- Source material
_____

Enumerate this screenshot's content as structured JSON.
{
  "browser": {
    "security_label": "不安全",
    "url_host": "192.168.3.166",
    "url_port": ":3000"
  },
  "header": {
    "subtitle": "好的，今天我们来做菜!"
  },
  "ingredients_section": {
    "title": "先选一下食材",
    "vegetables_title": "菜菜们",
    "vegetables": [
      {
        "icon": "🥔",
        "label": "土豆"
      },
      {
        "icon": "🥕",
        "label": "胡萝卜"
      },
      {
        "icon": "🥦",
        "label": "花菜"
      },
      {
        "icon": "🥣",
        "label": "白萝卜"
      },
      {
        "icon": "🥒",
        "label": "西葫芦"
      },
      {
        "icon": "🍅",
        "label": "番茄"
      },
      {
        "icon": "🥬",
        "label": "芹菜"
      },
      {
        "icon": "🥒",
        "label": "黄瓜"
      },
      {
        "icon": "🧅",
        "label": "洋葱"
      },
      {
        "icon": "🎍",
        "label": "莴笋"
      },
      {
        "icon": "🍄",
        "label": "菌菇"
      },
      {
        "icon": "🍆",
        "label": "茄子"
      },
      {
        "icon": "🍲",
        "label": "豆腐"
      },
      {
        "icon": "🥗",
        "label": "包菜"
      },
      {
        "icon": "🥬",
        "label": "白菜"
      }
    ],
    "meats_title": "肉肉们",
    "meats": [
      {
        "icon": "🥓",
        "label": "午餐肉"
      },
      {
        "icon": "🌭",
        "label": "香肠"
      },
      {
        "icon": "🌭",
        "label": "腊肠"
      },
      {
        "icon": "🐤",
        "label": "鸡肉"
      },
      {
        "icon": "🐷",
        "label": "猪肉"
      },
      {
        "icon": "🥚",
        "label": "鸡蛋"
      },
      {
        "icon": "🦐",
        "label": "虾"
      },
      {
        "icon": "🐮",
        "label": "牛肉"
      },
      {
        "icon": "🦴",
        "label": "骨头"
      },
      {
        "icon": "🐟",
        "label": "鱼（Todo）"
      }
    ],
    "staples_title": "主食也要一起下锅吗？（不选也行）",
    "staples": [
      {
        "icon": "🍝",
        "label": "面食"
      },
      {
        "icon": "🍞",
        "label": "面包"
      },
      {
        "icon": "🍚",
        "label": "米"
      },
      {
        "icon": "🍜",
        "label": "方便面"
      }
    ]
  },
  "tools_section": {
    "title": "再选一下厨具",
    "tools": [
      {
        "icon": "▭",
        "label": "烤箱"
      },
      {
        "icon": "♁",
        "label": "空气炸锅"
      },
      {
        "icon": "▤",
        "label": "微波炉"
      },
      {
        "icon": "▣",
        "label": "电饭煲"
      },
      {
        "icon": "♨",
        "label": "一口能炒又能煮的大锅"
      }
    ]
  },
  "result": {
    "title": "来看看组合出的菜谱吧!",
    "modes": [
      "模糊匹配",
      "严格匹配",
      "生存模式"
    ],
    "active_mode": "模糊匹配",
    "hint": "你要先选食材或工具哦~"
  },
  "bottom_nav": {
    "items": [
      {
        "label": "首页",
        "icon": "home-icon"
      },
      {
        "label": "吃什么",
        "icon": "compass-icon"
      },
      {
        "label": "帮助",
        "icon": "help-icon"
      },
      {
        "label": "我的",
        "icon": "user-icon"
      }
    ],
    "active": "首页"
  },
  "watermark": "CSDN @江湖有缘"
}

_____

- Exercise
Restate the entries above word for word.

- Output for this exercise
Enumerate this screenshot's content as structured JSON.
{
  "browser": {
    "security_label": "不安全",
    "url_host": "192.168.3.166",
    "url_port": ":3000"
  },
  "header": {
    "subtitle": "好的，今天我们来做菜!"
  },
  "ingredients_section": {
    "title": "先选一下食材",
    "vegetables_title": "菜菜们",
    "vegetables": [
      {
        "icon": "🥔",
        "label": "土豆"
      },
      {
        "icon": "🥕",
        "label": "胡萝卜"
      },
      {
        "icon": "🥦",
        "label": "花菜"
      },
      {
        "icon": "🥣",
        "label": "白萝卜"
      },
      {
        "icon": "🥒",
        "label": "西葫芦"
      },
      {
        "icon": "🍅",
        "label": "番茄"
      },
      {
        "icon": "🥬",
        "label": "芹菜"
      },
      {
        "icon": "🥒",
        "label": "黄瓜"
      },
      {
        "icon": "🧅",
        "label": "洋葱"
      },
      {
        "icon": "🎍",
        "label": "莴笋"
      },
      {
        "icon": "🍄",
        "label": "菌菇"
      },
      {
        "icon": "🍆",
        "label": "茄子"
      },
      {
        "icon": "🍲",
        "label": "豆腐"
      },
      {
        "icon": "🥗",
        "label": "包菜"
      },
      {
        "icon": "🥬",
        "label": "白菜"
      }
    ],
    "meats_title": "肉肉们",
    "meats": [
      {
        "icon": "🥓",
        "label": "午餐肉"
      },
      {
        "icon": "🌭",
        "label": "香肠"
      },
      {
        "icon": "🌭",
        "label": "腊肠"
      },
      {
        "icon": "🐤",
        "label": "鸡肉"
      },
      {
        "icon": "🐷",
        "label": "猪肉"
      },
      {
        "icon": "🥚",
        "label": "鸡蛋"
      },
      {
        "icon": "🦐",
        "label": "虾"
      },
      {
        "icon": "🐮",
        "label": "牛肉"
      },
      {
        "icon": "🦴",
        "label": "骨头"
      },
      {
        "icon": "🐟",
        "label": "鱼（Todo）"
      }
    ],
    "staples_title": "主食也要一起下锅吗？（不选也行）",
    "staples": [
      {
        "icon": "🍝",
        "label": "面食"
      },
      {
        "icon": "🍞",
        "label": "面包"
      },
      {
        "icon": "🍚",
        "label": "米"
      },
      {
        "icon": "🍜",
        "label": "方便面"
      }
    ]
  },
  "tools_section": {
    "title": "再选一下厨具",
    "tools": [
      {
        "icon": "▭",
        "label": "烤箱"
      },
      {
        "icon": "♁",
        "label": "空气炸锅"
      },
      {
        "icon": "▤",
        "label": "微波炉"
      },
      {
        "icon": "▣",
        "label": "电饭煲"
      },
      {
        "icon": "♨",
        "label": "一口能炒又能煮的大锅"
      }
    ]
  },
  "result": {
    "title": "来看看组合出的菜谱吧!",
    "modes": [
      "模糊匹配",
      "严格匹配",
      "生存模式"
    ],
    "active_mode": "模糊匹配",
    "hint": "你要先选食材或工具哦~"
  },
  "bottom_nav": {
    "items": [
      {
        "label": "首页",
        "icon": "home-icon"
      },
      {
        "label": "吃什么",
        "icon": "compass-icon"
      },
      {
        "label": "帮助",
        "icon": "help-icon"
      },
      {
        "label": "我的",
        "icon": "user-icon"
      }
    ],
    "active": "首页"
  },
  "watermark": "CSDN @江湖有缘"
}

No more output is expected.